MKL Waste has been carrying out house/flat clearance in Highgate N6 area for many years.
We specialize in house clearance of large or small, cluttered or just refurbished properties. Our experienced and friendly staff will make the whole process of clearance as easy as it is possible, even if you are abroad or contacting us from other city.
We provide our own tippers to remove unwanted items after house clearance. Our aim is to assist you fully by taking care of the entire job from start to finish.
MKL Waste is a professional and environmentally responsible solution for businesses and individuals to get rid of their rubbish and junk quickly and easily. We specialise in house clearance in London area. If you live or work in N6 contact us on 0208 341 2789 or email us at email@example.com.
HIGHGATE, a chapelry and suburban village in the parishes of St. Pancras and Hornsey, Holborn and Finsbury divisions of the hundred of Ossulstone, county Middlesex, 5 miles N.W. of the General Post-Office, and 4? N. of Charing Cross.

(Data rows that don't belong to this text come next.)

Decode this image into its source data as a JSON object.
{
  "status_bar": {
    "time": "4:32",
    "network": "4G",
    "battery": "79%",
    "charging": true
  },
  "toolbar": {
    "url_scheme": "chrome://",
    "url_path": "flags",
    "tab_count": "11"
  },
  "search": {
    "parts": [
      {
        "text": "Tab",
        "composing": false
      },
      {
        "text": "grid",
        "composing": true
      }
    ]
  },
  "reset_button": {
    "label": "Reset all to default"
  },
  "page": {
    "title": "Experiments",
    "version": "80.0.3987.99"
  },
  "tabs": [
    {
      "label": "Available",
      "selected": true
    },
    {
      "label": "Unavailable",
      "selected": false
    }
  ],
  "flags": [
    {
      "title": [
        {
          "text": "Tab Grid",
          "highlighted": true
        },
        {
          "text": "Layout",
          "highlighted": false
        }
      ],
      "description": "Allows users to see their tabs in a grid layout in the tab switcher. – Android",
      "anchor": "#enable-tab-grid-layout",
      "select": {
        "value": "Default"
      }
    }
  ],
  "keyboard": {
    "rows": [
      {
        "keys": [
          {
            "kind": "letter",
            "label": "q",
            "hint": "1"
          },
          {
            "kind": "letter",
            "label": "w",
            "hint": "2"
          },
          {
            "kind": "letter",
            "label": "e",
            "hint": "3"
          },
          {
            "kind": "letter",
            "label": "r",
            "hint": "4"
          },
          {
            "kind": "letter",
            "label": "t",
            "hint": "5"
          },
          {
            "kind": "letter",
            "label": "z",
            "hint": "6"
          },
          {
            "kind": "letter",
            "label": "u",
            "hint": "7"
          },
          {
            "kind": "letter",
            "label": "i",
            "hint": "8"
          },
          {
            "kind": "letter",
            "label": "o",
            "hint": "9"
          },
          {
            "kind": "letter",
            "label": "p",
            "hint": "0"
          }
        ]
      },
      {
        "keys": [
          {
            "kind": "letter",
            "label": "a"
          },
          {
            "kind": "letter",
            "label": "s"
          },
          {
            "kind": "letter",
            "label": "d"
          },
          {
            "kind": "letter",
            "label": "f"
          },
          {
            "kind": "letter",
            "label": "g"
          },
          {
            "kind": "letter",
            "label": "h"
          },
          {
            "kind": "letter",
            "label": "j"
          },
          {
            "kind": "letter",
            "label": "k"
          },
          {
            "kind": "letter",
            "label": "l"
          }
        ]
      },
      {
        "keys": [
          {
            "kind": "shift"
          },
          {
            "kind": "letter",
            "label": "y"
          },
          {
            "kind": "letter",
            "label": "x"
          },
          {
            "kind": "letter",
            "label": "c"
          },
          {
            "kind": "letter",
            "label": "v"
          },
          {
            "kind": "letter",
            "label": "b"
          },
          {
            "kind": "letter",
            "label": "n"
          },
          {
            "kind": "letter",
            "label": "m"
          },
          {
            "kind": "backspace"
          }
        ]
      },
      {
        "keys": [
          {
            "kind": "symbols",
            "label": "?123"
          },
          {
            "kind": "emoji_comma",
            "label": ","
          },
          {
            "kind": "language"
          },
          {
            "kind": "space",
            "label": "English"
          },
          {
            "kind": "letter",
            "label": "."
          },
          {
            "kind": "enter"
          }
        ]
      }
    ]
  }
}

Highgate is situated on the summit and slopes of one of the highest hills in the county of Middlesex, rising to the height of the top of St. Paul’s Cathedral. Its immediate neighbourhood is particularly charming, abounding in walks and drives, and commanding views of the metropolis and Surrey hills on the S., of the undulating grounds of Essex and the course of the Thames as far as Gravesend on the E., and of the well-wooded country of Hendon, Finchley, and Barnet, as far as the hills of Hertfordshire, on the N. The village of Highgate lies to the N. and E., and contains many good shops, a literary institution, and savings-bank. It is partially paved, lighted with gas, and well, supplied with water by the New River Company, which has a spacious reservoir on the very summit of the hill. There are omnibuses to the City and West End, both from the Holloway and Kentish Town sides of the hill; and two railway stations-one the Kentish Town station, at the S. foot of the hill, on the Blackwall, Kew, and Kingston line, and another in the Archway-road, on the N.E. side of the hill, on the new line from Edgware to King’s Cross. “In ancient times,” says Tanner, “upon the top of this hill was a hermitage, one of the hermits whereof caused to be made the causeway between Highgate and Islington,” which afterwards was extended with great public advantage as far as Clerkenwell, and at the beginning of the present century was continued northwards under the name of the New North Road, along which upwards of eighty four-horsed stage-coaches carrying the mail-bags passed daily before the introduction of railways.